• Work to complete: Each line of the entries below that holds "content" is needed, copied in full.

....

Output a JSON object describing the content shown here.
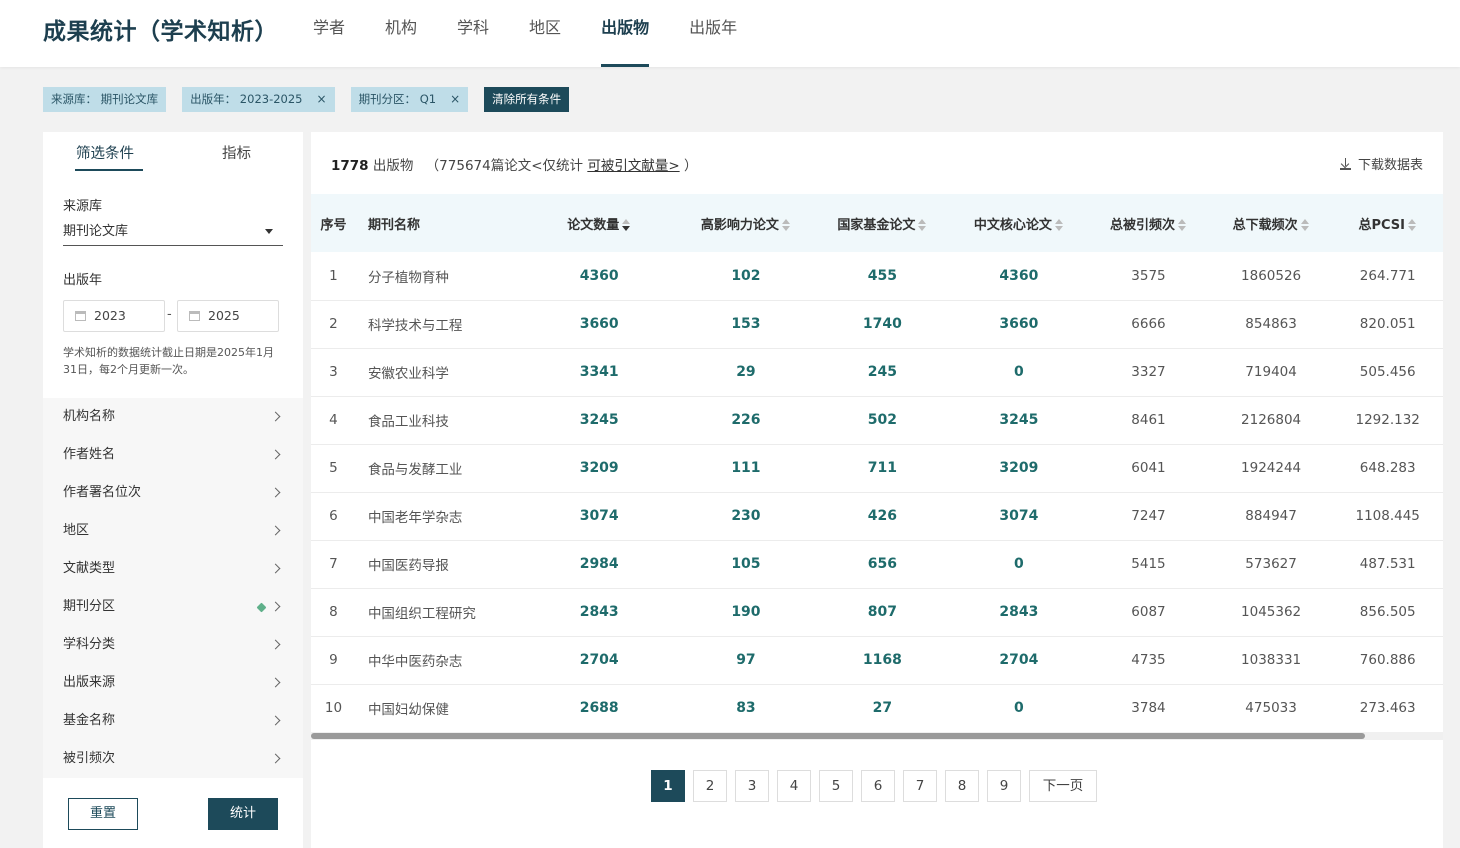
{
  "header": {
    "title": "成果统计（学术知析）",
    "tabs": [
      {
        "label": "学者",
        "active": false
      },
      {
        "label": "机构",
        "active": false
      },
      {
        "label": "学科",
        "active": false
      },
      {
        "label": "地区",
        "active": false
      },
      {
        "label": "出版物",
        "active": true
      },
      {
        "label": "出版年",
        "active": false
      }
    ]
  },
  "chips": {
    "items": [
      {
        "label": "来源库：  期刊论文库"
      },
      {
        "label": "出版年：  2023-2025",
        "close": "×"
      },
      {
        "label": "期刊分区：  Q1",
        "close": "×"
      }
    ],
    "clear_label": "清除所有条件"
  },
  "sidebar": {
    "tab_filter": "筛选条件",
    "tab_metric": "指标",
    "source_label": "来源库",
    "source_value": "期刊论文库",
    "year_label": "出版年",
    "year_from": "2023",
    "year_to": "2025",
    "year_sep": "-",
    "note": "学术知析的数据统计截止日期是2025年1月31日，每2个月更新一次。",
    "facets": [
      "机构名称",
      "作者姓名",
      "作者署名位次",
      "地区",
      "文献类型",
      "期刊分区",
      "学科分类",
      "出版来源",
      "基金名称",
      "被引频次"
    ],
    "reset_label": "重置",
    "stat_label": "统计"
  },
  "summary": {
    "count": "1778",
    "unit": "出版物",
    "detail": "（775674篇论文<仅统计",
    "link": "可被引文献量>",
    "tail": "）",
    "download_label": "下载数据表"
  },
  "table": {
    "headers": [
      "序号",
      "期刊名称",
      "论文数量",
      "高影响力论文",
      "国家基金论文",
      "中文核心论文",
      "总被引频次",
      "总下载频次",
      "总PCSI"
    ],
    "rows": [
      [
        "1",
        "分子植物育种",
        "4360",
        "102",
        "455",
        "4360",
        "3575",
        "1860526",
        "264.771"
      ],
      [
        "2",
        "科学技术与工程",
        "3660",
        "153",
        "1740",
        "3660",
        "6666",
        "854863",
        "820.051"
      ],
      [
        "3",
        "安徽农业科学",
        "3341",
        "29",
        "245",
        "0",
        "3327",
        "719404",
        "505.456"
      ],
      [
        "4",
        "食品工业科技",
        "3245",
        "226",
        "502",
        "3245",
        "8461",
        "2126804",
        "1292.132"
      ],
      [
        "5",
        "食品与发酵工业",
        "3209",
        "111",
        "711",
        "3209",
        "6041",
        "1924244",
        "648.283"
      ],
      [
        "6",
        "中国老年学杂志",
        "3074",
        "230",
        "426",
        "3074",
        "7247",
        "884947",
        "1108.445"
      ],
      [
        "7",
        "中国医药导报",
        "2984",
        "105",
        "656",
        "0",
        "5415",
        "573627",
        "487.531"
      ],
      [
        "8",
        "中国组织工程研究",
        "2843",
        "190",
        "807",
        "2843",
        "6087",
        "1045362",
        "856.505"
      ],
      [
        "9",
        "中华中医药杂志",
        "2704",
        "97",
        "1168",
        "2704",
        "4735",
        "1038331",
        "760.886"
      ],
      [
        "10",
        "中国妇幼保健",
        "2688",
        "83",
        "27",
        "0",
        "3784",
        "475033",
        "273.463"
      ]
    ]
  },
  "pagination": {
    "pages": [
      "1",
      "2",
      "3",
      "4",
      "5",
      "6",
      "7",
      "8",
      "9"
    ],
    "current": "1",
    "next_label": "下一页"
  }
}
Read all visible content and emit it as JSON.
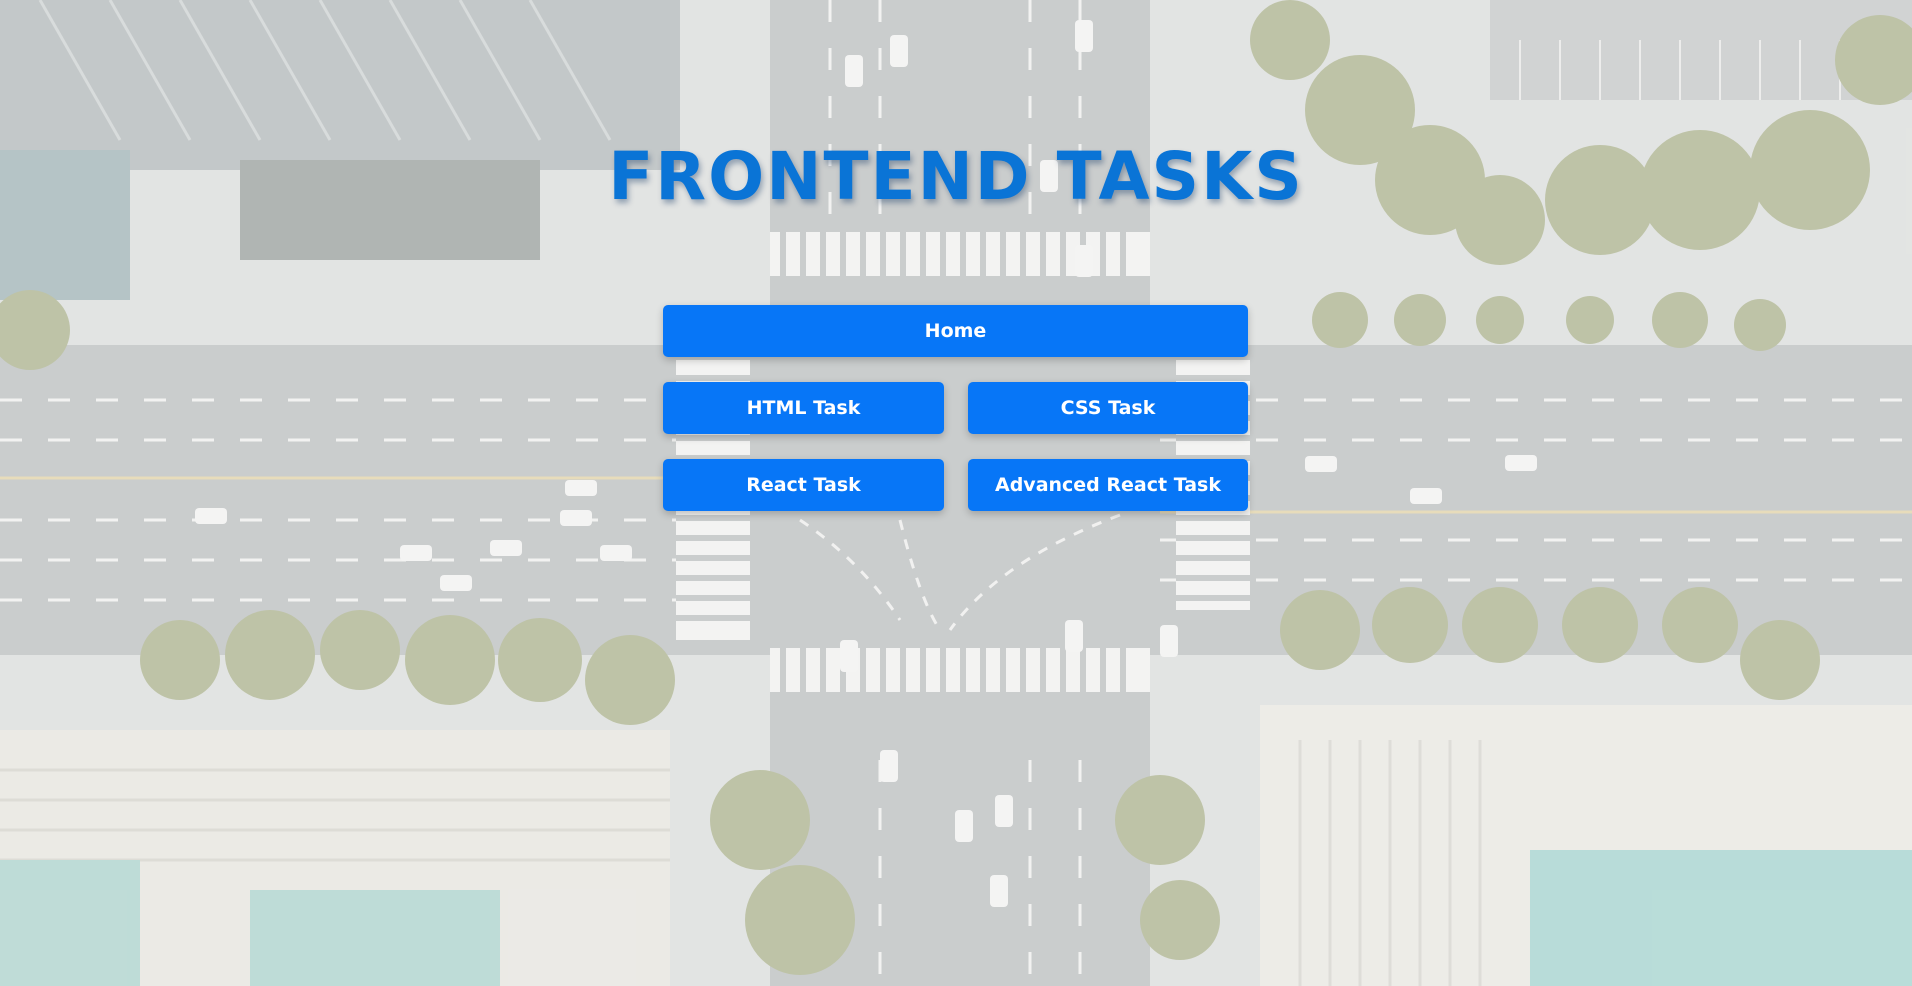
{
  "page": {
    "title": "FRONTEND TASKS"
  },
  "nav": {
    "home_label": "Home",
    "html_task_label": "HTML Task",
    "css_task_label": "CSS Task",
    "react_task_label": "React Task",
    "advanced_react_task_label": "Advanced React Task"
  },
  "colors": {
    "title": "#0a74d6",
    "button_bg": "#0776f7",
    "button_text": "#ffffff"
  }
}
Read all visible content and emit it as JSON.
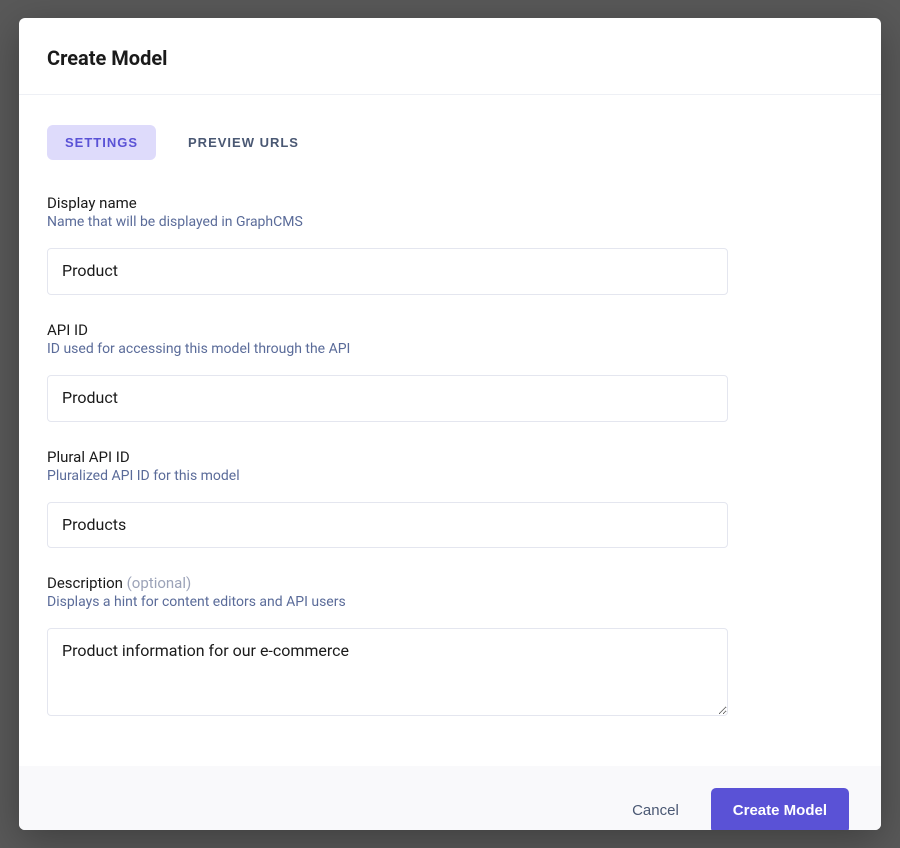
{
  "header": {
    "title": "Create Model"
  },
  "tabs": {
    "settings": "SETTINGS",
    "preview_urls": "PREVIEW URLS"
  },
  "fields": {
    "display_name": {
      "label": "Display name",
      "hint": "Name that will be displayed in GraphCMS",
      "value": "Product"
    },
    "api_id": {
      "label": "API ID",
      "hint": "ID used for accessing this model through the API",
      "value": "Product"
    },
    "plural_api_id": {
      "label": "Plural API ID",
      "hint": "Pluralized API ID for this model",
      "value": "Products"
    },
    "description": {
      "label": "Description",
      "optional_text": "(optional)",
      "hint": "Displays a hint for content editors and API users",
      "value": "Product information for our e-commerce"
    }
  },
  "footer": {
    "cancel_label": "Cancel",
    "submit_label": "Create Model"
  }
}
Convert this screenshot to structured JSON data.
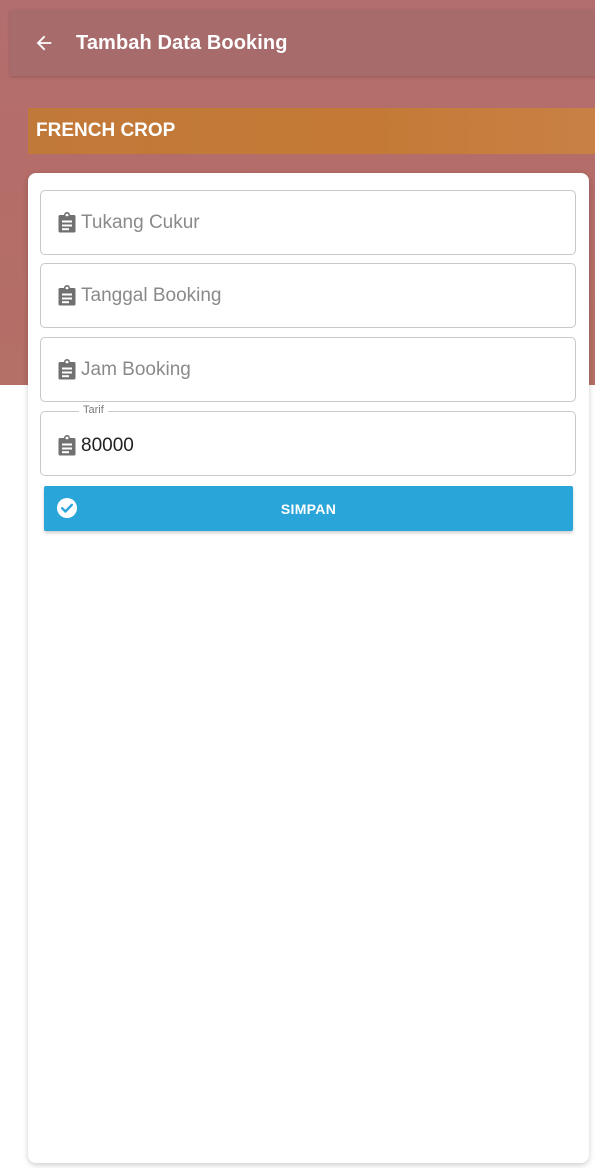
{
  "appbar": {
    "title": "Tambah Data Booking",
    "back_icon": "arrow-left-icon"
  },
  "banner": {
    "title": "FRENCH CROP"
  },
  "form": {
    "barber": {
      "placeholder": "Tukang Cukur",
      "value": "",
      "icon": "clipboard-icon"
    },
    "date": {
      "placeholder": "Tanggal Booking",
      "value": "",
      "icon": "clipboard-icon"
    },
    "time": {
      "placeholder": "Jam Booking",
      "value": "",
      "icon": "clipboard-icon"
    },
    "price": {
      "label": "Tarif",
      "value": "80000",
      "icon": "clipboard-icon"
    }
  },
  "save_button": {
    "label": "SIMPAN",
    "icon": "check-circle-icon"
  },
  "colors": {
    "appbar": "#a86b6b",
    "banner": "#c47a36",
    "button": "#2aa5da"
  }
}
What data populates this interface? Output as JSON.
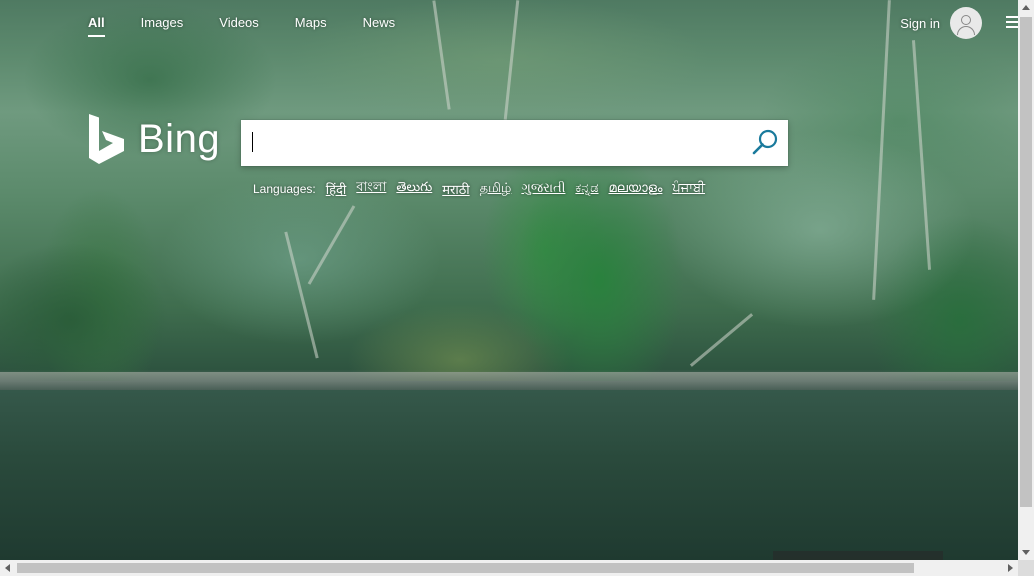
{
  "nav": {
    "tabs": [
      {
        "label": "All",
        "active": true
      },
      {
        "label": "Images",
        "active": false
      },
      {
        "label": "Videos",
        "active": false
      },
      {
        "label": "Maps",
        "active": false
      },
      {
        "label": "News",
        "active": false
      }
    ],
    "sign_in_label": "Sign in",
    "avatar_icon": "person-icon",
    "menu_icon": "hamburger-menu-icon"
  },
  "logo": {
    "wordmark": "Bing",
    "mark_icon": "bing-logo-icon"
  },
  "search": {
    "value": "",
    "placeholder": "",
    "button_icon": "search-icon"
  },
  "languages": {
    "label": "Languages:",
    "items": [
      "हिंदी",
      "বাংলা",
      "తెలుగు",
      "मराठी",
      "தமிழ்",
      "ગુજરાતી",
      "ಕನ್ನಡ",
      "മലയാളം",
      "ਪੰਜਾਬੀ"
    ]
  },
  "colors": {
    "text_on_image": "#ffffff",
    "search_icon": "#1a7a9c",
    "scrollbar_track": "#f0f0f0",
    "scrollbar_thumb": "#c2c2c2"
  }
}
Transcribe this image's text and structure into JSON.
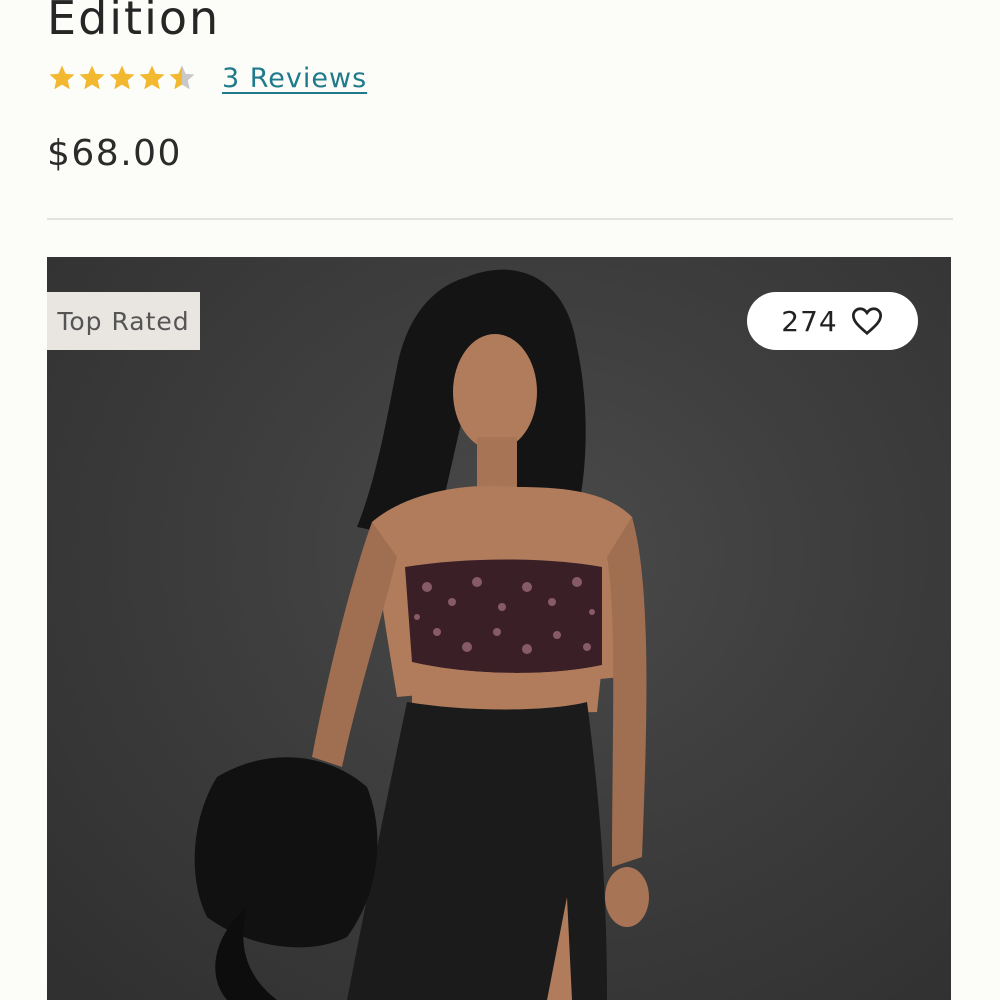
{
  "product": {
    "title": "Edition",
    "rating": {
      "value": 4.5,
      "max": 5
    },
    "reviews_label": "3 Reviews",
    "price": "$68.00"
  },
  "image": {
    "badge": "Top Rated",
    "like_count": "274",
    "icon": "heart-outline-icon"
  },
  "colors": {
    "background": "#fcfcf8",
    "star": "#f2b830",
    "star_empty": "#c8c8c8",
    "link": "#1f7a8c",
    "photo_background": "#3d3d3d"
  }
}
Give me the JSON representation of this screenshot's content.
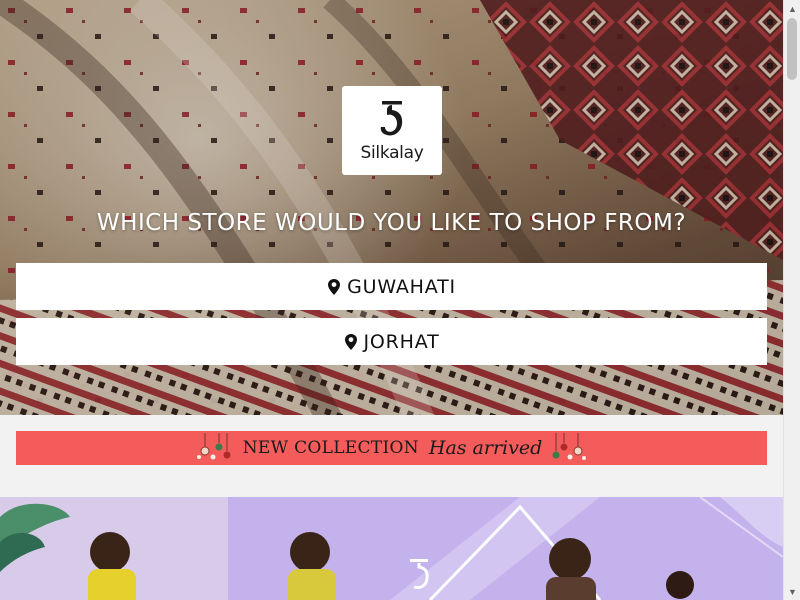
{
  "brand": {
    "name": "Silkalay"
  },
  "hero": {
    "title": "WHICH STORE WOULD YOU LIKE TO SHOP FROM?",
    "stores": [
      {
        "label": "GUWAHATI",
        "icon": "map-pin-icon"
      },
      {
        "label": "JORHAT",
        "icon": "map-pin-icon"
      }
    ]
  },
  "banner": {
    "text": "NEW COLLECTION",
    "script": "Has arrived",
    "color": "#f45b5b",
    "icons": [
      "hanging-ornament-icon",
      "hanging-ornament-icon"
    ]
  },
  "colors": {
    "page_bg": "#f2f2f2",
    "button_bg": "#ffffff",
    "promo_bg": "#c9b8ea"
  }
}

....

• Answer to this task:
Output a JSON object describing the content shown here.
Read all visible content and emit it as JSON.
Read all visible content and emit it as JSON.
      "hint": "Displays a hint for content editors and API users",
Give me the JSON representation of this screenshot's content.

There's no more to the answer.